WORK TASK — Only the number is wanted: how many lines in the material below contain "results".
------ PROVIDED DATA ------
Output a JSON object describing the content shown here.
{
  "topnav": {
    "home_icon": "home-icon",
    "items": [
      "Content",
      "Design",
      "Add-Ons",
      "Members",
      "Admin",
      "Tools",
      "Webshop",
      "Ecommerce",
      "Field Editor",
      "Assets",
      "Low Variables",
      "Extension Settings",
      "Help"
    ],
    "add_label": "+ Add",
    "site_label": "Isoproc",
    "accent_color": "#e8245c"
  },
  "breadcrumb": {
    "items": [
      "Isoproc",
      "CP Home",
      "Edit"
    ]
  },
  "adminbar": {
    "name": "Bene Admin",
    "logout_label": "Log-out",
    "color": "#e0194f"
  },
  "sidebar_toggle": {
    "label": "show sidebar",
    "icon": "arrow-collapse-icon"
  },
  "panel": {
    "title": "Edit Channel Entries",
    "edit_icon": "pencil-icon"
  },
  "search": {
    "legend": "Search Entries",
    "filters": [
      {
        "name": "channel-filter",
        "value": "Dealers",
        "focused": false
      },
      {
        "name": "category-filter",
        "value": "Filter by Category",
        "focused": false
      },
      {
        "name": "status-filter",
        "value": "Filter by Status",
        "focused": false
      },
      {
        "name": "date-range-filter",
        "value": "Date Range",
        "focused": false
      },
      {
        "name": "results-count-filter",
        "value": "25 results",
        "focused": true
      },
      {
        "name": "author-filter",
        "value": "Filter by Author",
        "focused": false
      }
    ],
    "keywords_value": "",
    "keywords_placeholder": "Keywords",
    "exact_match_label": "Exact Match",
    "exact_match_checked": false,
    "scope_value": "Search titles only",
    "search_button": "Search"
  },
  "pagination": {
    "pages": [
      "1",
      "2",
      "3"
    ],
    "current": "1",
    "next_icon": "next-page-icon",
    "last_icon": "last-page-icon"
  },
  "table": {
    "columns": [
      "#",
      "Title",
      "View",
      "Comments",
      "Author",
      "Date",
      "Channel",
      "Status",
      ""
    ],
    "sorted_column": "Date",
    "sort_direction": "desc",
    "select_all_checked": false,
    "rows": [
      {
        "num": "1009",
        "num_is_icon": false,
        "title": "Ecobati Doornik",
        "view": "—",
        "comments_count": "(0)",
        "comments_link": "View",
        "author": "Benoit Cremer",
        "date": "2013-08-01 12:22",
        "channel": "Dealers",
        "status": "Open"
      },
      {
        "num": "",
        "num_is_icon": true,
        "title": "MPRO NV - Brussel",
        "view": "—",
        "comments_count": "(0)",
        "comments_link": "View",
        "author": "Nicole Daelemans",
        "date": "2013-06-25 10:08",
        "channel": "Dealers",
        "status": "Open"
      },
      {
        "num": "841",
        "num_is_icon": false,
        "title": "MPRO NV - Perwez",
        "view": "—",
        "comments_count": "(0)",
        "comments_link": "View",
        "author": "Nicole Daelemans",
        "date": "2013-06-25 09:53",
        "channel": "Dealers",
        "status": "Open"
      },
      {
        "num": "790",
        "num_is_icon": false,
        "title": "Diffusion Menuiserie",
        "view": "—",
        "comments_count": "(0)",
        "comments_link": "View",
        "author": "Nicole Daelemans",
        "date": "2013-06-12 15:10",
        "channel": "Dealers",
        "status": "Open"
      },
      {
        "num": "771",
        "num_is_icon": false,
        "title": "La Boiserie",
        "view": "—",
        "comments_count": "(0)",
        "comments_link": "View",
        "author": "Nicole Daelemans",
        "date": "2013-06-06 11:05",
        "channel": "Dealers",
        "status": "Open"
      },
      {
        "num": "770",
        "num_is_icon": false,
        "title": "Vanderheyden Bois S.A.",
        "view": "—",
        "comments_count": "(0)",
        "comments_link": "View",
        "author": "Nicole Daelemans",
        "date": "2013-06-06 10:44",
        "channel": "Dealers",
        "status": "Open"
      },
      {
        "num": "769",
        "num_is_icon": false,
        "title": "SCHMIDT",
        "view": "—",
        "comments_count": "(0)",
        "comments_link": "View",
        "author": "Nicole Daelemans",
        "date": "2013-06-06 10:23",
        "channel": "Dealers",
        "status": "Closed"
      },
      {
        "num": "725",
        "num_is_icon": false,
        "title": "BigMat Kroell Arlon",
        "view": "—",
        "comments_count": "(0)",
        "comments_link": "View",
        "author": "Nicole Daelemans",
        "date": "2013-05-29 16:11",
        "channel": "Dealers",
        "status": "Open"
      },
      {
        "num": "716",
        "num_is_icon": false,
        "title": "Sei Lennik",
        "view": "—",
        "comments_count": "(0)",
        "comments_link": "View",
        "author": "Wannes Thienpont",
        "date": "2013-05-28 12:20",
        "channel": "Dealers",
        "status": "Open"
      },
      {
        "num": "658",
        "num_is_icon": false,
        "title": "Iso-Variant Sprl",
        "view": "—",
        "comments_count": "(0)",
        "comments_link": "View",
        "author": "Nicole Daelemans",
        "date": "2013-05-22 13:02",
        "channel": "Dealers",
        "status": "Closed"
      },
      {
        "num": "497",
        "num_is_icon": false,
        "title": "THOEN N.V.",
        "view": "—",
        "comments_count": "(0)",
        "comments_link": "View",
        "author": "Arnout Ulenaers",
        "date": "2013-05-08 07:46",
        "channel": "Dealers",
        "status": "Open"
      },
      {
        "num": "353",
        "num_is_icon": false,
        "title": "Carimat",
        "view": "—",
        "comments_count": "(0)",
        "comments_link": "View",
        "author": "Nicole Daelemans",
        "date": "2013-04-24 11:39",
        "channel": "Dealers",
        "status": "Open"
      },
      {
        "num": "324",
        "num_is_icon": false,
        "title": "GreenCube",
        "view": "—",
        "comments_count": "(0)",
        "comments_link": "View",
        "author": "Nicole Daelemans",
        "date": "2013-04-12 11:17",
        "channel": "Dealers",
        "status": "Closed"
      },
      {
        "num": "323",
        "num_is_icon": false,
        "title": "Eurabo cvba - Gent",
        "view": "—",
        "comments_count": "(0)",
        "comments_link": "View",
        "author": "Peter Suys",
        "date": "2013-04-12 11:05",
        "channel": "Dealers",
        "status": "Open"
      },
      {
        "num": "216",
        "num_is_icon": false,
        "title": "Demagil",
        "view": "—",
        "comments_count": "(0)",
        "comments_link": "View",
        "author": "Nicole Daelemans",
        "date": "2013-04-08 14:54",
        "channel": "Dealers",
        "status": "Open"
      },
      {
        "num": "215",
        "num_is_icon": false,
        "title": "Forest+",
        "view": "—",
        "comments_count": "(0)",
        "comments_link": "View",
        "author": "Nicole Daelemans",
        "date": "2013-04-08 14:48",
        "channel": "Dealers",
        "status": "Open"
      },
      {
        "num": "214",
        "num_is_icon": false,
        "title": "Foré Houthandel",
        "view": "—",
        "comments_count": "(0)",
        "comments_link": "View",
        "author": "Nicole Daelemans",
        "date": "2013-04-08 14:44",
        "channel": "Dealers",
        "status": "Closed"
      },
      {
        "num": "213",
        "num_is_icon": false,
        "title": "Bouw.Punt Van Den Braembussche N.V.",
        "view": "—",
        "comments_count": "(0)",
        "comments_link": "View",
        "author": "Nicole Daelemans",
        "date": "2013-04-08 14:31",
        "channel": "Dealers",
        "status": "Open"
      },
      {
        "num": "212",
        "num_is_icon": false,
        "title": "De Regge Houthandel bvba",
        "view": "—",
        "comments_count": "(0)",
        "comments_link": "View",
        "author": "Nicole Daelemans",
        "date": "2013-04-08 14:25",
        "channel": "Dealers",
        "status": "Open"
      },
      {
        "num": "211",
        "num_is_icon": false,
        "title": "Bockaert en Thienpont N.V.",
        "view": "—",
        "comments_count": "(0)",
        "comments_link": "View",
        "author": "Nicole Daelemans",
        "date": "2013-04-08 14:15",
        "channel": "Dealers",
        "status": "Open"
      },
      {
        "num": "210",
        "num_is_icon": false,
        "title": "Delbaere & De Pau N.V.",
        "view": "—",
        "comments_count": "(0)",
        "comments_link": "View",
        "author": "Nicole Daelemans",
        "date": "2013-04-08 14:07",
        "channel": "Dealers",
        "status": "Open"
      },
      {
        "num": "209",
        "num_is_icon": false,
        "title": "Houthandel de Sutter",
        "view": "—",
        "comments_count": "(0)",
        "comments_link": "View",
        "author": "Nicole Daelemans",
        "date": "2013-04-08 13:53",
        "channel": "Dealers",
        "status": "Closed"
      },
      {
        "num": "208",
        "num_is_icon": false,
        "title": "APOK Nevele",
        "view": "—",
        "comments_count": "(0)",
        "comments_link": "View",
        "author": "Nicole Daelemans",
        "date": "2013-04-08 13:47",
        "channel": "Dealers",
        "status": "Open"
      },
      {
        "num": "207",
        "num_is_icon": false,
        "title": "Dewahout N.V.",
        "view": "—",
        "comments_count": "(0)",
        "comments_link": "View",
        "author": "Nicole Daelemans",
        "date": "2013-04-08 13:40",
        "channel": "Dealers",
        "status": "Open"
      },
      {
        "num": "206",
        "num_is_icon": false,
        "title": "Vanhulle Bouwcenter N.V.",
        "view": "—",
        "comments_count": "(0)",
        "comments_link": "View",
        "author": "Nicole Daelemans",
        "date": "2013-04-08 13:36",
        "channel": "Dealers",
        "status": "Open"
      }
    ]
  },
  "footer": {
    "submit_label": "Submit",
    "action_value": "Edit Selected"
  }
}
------
RESPONSE TO THIS TASK — 2